The marketing may have been slick, but the apartments inside 121 Madison Avenue sound quite elegant. The building featured “five grandly spacious duplex apartments for each two floors of the building,” stated Alpern. Each duplex apartment’s “entertaining rooms,” as Alpert called them, were on the lower floor, with the bedrooms on the upper level.

“The largest of the apartments had five entertaining rooms opening en suite via sliding mahogany and etched-glass doors: reception room, library, drawing room, parlor, and dining room,” explained Alpern.

This duplex design earned praise by the Real Estate Record and Builder’s Guide in 1883. “The elevator in this 11-story building stops at only five floors and each suite forms a complete two-story house in itself, entirely separate from any other apartment,” according to the Guide.
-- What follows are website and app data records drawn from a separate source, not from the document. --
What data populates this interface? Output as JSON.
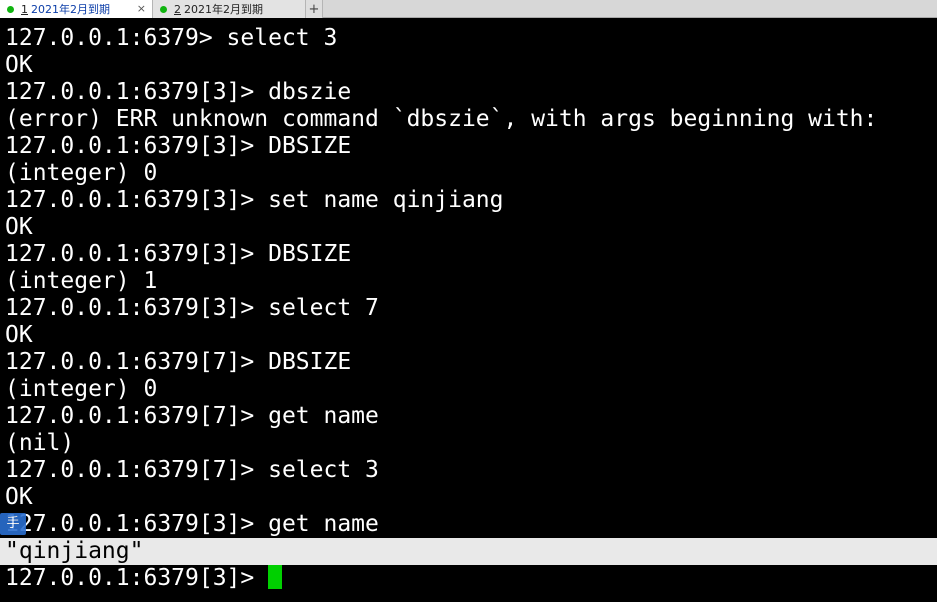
{
  "tabs": [
    {
      "num": "1",
      "label": "2021年2月到期",
      "active": true,
      "close": "×"
    },
    {
      "num": "2",
      "label": "2021年2月到期",
      "active": false
    }
  ],
  "tab_add": "+",
  "terminal": {
    "lines": [
      "127.0.0.1:6379> select 3",
      "OK",
      "127.0.0.1:6379[3]> dbszie",
      "(error) ERR unknown command `dbszie`, with args beginning with:",
      "127.0.0.1:6379[3]> DBSIZE",
      "(integer) 0",
      "127.0.0.1:6379[3]> set name qinjiang",
      "OK",
      "127.0.0.1:6379[3]> DBSIZE",
      "(integer) 1",
      "127.0.0.1:6379[3]> select 7",
      "OK",
      "127.0.0.1:6379[7]> DBSIZE",
      "(integer) 0",
      "127.0.0.1:6379[7]> get name",
      "(nil)",
      "127.0.0.1:6379[7]> select 3",
      "OK",
      "127.0.0.1:6379[3]> get name",
      "\"qinjiang\"",
      "127.0.0.1:6379[3]> "
    ],
    "highlighted_line": 19
  },
  "ime_icon": "手",
  "colors": {
    "background": "#000000",
    "text": "#ffffff",
    "cursor": "#00d000",
    "highlight": "#e9e9e9",
    "tab_dot": "#10b410"
  }
}
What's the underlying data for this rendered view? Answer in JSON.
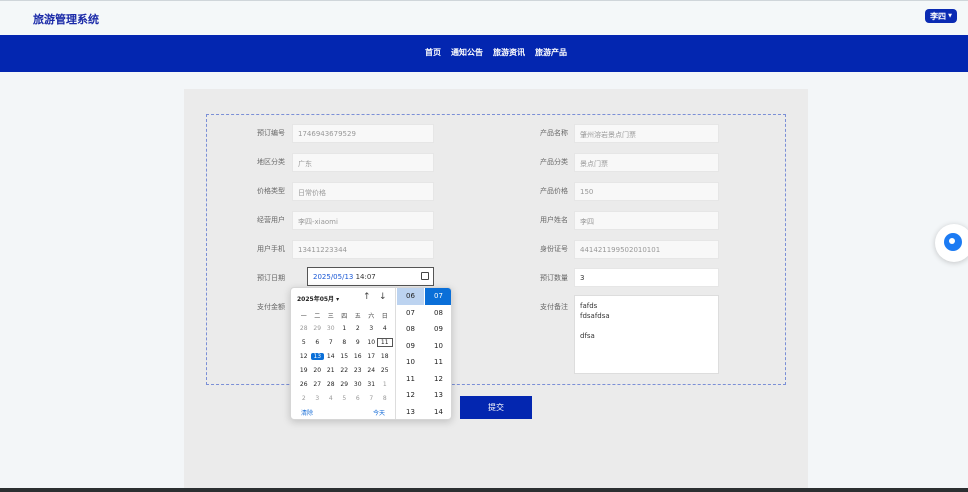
{
  "header": {
    "brand": "旅游管理系统",
    "user": "李四"
  },
  "nav": [
    "首页",
    "通知公告",
    "旅游资讯",
    "旅游产品"
  ],
  "form": {
    "left": [
      {
        "label": "预订编号",
        "value": "1746943679529"
      },
      {
        "label": "地区分类",
        "value": "广东"
      },
      {
        "label": "价格类型",
        "value": "日常价格"
      },
      {
        "label": "经营用户",
        "value": "李四-xiaomi"
      },
      {
        "label": "用户手机",
        "value": "13411223344"
      },
      {
        "label": "预订日期"
      },
      {
        "label": "支付金额"
      }
    ],
    "date": {
      "date_part": "2025/05/13",
      "time_part": " 14:07"
    },
    "right": [
      {
        "label": "产品名称",
        "value": "肇州溶岩景点门票"
      },
      {
        "label": "产品分类",
        "value": "景点门票"
      },
      {
        "label": "产品价格",
        "value": "150"
      },
      {
        "label": "用户姓名",
        "value": "李四"
      },
      {
        "label": "身份证号",
        "value": "441421199502010101"
      },
      {
        "label": "预订数量",
        "value": "3"
      },
      {
        "label": "支付备注",
        "value": "fafds\nfdsafdsa\n\ndfsa"
      }
    ],
    "submit": "提交"
  },
  "picker": {
    "header": "2025年05月",
    "weekdays": [
      "一",
      "二",
      "三",
      "四",
      "五",
      "六",
      "日"
    ],
    "weeks": [
      [
        "28",
        "29",
        "30",
        "1",
        "2",
        "3",
        "4"
      ],
      [
        "5",
        "6",
        "7",
        "8",
        "9",
        "10",
        "11"
      ],
      [
        "12",
        "13",
        "14",
        "15",
        "16",
        "17",
        "18"
      ],
      [
        "19",
        "20",
        "21",
        "22",
        "23",
        "24",
        "25"
      ],
      [
        "26",
        "27",
        "28",
        "29",
        "30",
        "31",
        "1"
      ],
      [
        "2",
        "3",
        "4",
        "5",
        "6",
        "7",
        "8"
      ]
    ],
    "clear": "清除",
    "today": "今天",
    "hours": [
      "06",
      "07",
      "08",
      "09",
      "10",
      "11",
      "12",
      "13"
    ],
    "minutes": [
      "07",
      "08",
      "09",
      "10",
      "11",
      "12",
      "13",
      "14"
    ],
    "selected_day": "13",
    "boxed_day": "11"
  },
  "colors": {
    "primary": "#0326b0",
    "accent": "#0a6fd8"
  }
}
Early residents included bankers and lawyers, wrote Gray. But you know the story. When elite New Yorkers moved out of the increasingly commercial area around Madison Avenue and 30th Street, number 121 suffered as well. In 1940, the co-op became a rental, and its duplexes were carved into small units, wrote Alpern.

The facade was significantly altered as well, with the cornice and decorative balconies “lobotomized,” as Alpern wrote, and much of the ornamentation as well as the ground floor were gutted.

These days, 121 Madison Avenue is still a rental building, in the recently dubbed NoMad neighborhood. Its “historic, prewar luxury homes” are going for up to 10K per month, according to Streeteasy.

[Second photo: Courtesy of Andrew Alpert]

“The problem of living in New York” explained

December 14, 2015

“In no considerable, thoroughly settled city on the civilized globe is material living attended with so many difficulties as New York.”

Problemwithnydakota

So begins a November 1882 Harper’s Weekly article that lays out why making a home in the city is such an exercise in frustration.

Lack of affordable housing and the high cost of living, of course. “Even in London, to which alone we are second in commercial importance, it is not hard to find a house or rooms within the municipal limits at any season.”

Problemofnymorrisparkad“But one of the greatest troubles of the average New-Yorker is to secure a roof to shelter him and his. He has no expectation of a home—anything like a home is reserved for the very prosperous few; the most he dares to hope for is a sojourning place for six months, or a year or two at furthest.”

“The effort he makes to this end, the anxiety he suffers, are incalculable.” Because Manhattan is a long, skinny island, land is “so dear that every square foot is naturally turned to the utmost profit.”

The article points to a possible breakthrough. In the late 19th century, French Flats were introduced to the city, rental apartments where a family unable to afford a stand-alone house could live respectably.

ProblemofnybaileyparkadThe “elegant” rentals could cost up to $4,000 a year. The cheapest flat that wasn’t a tenement could be had for $400 per year. But with the average middle-class salary $1,500 annually, neither option was affordable.

Even with the development of the Upper West Side in the 1880s (top image), rows and rows of brownstones and luxury apartment buildings like the Dakota were way out of reach.

“It is estimated that a man and his wife, with one or two children, can not possibly live here in any degree of comfort on less than $5,000 a year,” according to the article.

ProblemlivingnyctheworldadThe result? A middle class resident “must pitch his tent, as it may justly be styled, in the rear of Brooklyn, along the lines of the New Jersey railroads, among the sand knolls of Long Island, or amid the pastures of Westchester.” (The ads above attest to the rapid development of the Bronx in the early 1900s.)

“New York is a great, a most opulent city, a marvel of enterprise and progress, in all likelihood the future capital of the world,” the article concludes.

“When it has achieved its highest density, let us hope that amid its splendors and its blessings may be included a few more houses.”

[Images: NYPL Digital Collection]